*EXERCISE AIM*:
Please determine how many lines of the material include the word "Pupil", and respond with nothing but that number.
****
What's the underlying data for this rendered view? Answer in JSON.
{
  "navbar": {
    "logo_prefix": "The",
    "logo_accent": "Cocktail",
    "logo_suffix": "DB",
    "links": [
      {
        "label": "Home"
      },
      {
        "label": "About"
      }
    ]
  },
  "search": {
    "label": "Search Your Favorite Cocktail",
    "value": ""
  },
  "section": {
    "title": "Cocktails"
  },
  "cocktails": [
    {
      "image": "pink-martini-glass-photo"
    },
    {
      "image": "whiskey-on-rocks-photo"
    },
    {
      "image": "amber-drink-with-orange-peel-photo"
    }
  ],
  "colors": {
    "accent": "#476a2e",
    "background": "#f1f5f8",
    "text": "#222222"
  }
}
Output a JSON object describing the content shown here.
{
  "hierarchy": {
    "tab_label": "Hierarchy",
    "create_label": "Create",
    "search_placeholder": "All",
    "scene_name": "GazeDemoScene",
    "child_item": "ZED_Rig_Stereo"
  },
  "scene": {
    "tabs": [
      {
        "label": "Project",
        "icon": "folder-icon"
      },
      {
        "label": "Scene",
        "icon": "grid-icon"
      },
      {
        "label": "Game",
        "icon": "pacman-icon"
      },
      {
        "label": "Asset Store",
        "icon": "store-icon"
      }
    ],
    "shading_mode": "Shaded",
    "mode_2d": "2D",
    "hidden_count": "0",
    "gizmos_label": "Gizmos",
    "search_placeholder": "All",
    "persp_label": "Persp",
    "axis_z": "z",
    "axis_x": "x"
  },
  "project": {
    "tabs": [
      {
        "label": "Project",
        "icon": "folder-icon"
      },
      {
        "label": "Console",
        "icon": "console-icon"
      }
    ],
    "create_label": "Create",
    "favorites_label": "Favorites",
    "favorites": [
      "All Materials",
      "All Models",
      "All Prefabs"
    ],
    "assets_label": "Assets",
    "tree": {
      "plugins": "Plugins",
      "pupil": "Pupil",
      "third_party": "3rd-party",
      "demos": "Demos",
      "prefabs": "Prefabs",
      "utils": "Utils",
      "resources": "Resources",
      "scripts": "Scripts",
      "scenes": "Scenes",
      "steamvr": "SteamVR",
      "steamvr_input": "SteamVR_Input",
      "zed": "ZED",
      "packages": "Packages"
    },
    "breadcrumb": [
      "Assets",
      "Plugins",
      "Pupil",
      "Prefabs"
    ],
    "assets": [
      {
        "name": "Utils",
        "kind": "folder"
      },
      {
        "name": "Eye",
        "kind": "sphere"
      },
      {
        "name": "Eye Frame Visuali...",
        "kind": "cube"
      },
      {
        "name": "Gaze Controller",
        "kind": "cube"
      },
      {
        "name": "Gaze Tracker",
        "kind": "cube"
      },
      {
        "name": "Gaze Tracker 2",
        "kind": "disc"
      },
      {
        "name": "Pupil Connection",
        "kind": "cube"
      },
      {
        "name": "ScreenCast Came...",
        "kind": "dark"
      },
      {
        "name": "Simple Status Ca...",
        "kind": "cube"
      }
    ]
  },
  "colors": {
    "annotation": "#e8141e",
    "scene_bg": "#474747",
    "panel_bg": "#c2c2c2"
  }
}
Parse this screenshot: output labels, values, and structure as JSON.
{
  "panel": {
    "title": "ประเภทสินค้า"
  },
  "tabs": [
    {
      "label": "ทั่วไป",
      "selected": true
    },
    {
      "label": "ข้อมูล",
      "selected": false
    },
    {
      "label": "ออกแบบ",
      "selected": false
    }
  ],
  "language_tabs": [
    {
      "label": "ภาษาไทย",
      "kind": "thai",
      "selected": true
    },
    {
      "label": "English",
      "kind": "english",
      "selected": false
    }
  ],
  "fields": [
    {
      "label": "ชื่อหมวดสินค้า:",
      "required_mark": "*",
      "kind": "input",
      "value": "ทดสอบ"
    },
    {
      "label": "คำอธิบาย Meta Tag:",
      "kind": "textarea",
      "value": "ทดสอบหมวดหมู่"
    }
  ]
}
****
*ANSWER SPACE*:
3